Think Progress illustrates how President Obama’s tax plan would actually effect taxpayers earning $250,000 and above:

But as a new report by The New York Times detailed yesterday, even a significant minority of those making over the $250,000 threshold would see no increase under Obama’s tax plan, and for the rest the added burden would be minor in comparison to the size of their incomes:

A close look at the president’s plan shows that a large majority of families making up to $300,000 — as well as hundreds of thousands of families with even larger incomes — would not pay taxes at a higher marginal rate. [...]

While the president has said that he wants to raise tax rates for the top 2 percent, only about 1 percent of taxpayers will face higher marginal rates, according to an analysis by the Tax Policy Center, a widely respected research group.

[...] That $1.6 trillion in revenue can be raised by applying a relatively small tax burden on a very narrowly defined set of Americans is an indication of how extreme and concentrated income inequality has become in America.
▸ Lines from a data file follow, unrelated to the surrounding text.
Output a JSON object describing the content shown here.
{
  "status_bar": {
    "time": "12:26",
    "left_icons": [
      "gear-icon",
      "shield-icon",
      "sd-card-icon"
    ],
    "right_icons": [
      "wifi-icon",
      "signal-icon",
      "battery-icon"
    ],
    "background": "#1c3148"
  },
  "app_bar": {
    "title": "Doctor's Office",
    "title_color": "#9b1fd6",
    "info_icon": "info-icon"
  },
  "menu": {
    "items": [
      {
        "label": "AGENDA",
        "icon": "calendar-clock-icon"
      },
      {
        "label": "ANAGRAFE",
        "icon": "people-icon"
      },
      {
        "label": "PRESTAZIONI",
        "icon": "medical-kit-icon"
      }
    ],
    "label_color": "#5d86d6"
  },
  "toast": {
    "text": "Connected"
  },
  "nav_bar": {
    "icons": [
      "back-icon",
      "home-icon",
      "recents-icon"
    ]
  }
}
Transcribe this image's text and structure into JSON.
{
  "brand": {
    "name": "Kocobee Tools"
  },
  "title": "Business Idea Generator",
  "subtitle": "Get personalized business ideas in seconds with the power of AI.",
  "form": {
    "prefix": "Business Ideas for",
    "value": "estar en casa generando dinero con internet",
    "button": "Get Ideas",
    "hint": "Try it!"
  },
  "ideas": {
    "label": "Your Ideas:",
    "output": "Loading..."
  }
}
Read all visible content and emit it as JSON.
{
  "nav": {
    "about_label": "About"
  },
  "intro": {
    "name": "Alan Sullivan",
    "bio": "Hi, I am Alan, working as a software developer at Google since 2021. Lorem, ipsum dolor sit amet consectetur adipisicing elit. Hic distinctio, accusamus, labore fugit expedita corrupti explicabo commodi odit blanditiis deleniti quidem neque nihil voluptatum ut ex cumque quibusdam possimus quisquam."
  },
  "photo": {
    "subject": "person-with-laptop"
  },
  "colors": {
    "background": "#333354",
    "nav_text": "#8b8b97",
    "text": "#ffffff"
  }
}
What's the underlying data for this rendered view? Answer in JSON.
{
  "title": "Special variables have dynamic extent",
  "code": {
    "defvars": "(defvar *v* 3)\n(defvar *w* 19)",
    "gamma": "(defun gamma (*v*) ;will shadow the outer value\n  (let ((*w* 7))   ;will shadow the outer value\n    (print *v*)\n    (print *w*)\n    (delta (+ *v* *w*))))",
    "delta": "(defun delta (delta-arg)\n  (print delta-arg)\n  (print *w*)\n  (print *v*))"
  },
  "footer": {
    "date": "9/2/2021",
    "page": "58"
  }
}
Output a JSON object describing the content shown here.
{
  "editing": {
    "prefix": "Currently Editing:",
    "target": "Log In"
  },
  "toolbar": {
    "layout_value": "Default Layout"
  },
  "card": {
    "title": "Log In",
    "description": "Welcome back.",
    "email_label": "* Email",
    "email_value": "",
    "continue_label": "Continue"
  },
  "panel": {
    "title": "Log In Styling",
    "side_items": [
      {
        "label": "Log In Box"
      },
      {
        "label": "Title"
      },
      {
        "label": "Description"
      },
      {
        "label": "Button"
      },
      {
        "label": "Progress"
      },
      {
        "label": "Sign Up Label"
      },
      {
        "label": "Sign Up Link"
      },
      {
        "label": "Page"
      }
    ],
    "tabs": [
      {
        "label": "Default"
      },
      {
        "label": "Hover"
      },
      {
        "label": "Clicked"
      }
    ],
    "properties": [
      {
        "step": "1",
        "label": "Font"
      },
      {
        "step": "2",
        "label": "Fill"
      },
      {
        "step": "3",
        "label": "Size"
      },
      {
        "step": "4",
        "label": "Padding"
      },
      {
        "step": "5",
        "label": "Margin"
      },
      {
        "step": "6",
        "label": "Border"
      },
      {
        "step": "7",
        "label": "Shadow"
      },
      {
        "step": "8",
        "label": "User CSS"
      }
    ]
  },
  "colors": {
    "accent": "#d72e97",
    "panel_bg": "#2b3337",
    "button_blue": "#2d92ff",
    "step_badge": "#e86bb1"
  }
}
It also reveals why multiple studies, the latest from the International Monetary Fund, have concluded that Obama’s preferred set of tax increases will have a negligible effect on economic growth — the income being hit is largely separate from the low and middle-income Americans who provide the bulk of the demand driving the economy.

An extra $1.6 TRILLION IN REVENUE! When will the House Republicans stop defending the greed of the elites? Common sense tells us that people who take tax deductions for dancing horses, who would rather bankrupt companies and layoff workers rather than reduce executive salaries and bonuses and share profits, and who have — for decades — redirected billions (trillions?) of dollars from the national treasury and the working and middle-class to their own personal (offshore) bank accounts can absolutely, positively, undeniably afford to pay a few extra percentage points in federal taxes.

Bill Maher on the difference between the debt ceiling and “the fiscal cliff”

I think most people have “the fiscal cliff” confused with the debt ceiling crisis. Really, they’re opposites. Not raising the debt ceiling means not paying our debts. Going off the fiscal cliff means paying off our debt by raising taxes and cutting government spending. Well-advertised is the CBO saying going off the cliff could lead to a recession next year. Less advertised is that it also says it could get us into a more sound fiscal position in the long-term.

All this fiscal cliff panic is just proof that we are all Keynesians. Everybody knows that more government spending — whether it’s in the form of tax expenditures or social services, helps the economy grow. But you have to balance that with not letting your budget get out of hand.

Since we’re looking for new revenue streams that aren’t income taxes, Obama should use this budget crisis — if you can call it that — to do something about global warming with a carbon tax. This may be his last and only chance to do something big since cap and trade didn’t work. And it would be just desserts for the oil and coal industries that went all in for Mitt Romney, a nice little personal fuck you to the Koch brothers.

— Bill Maher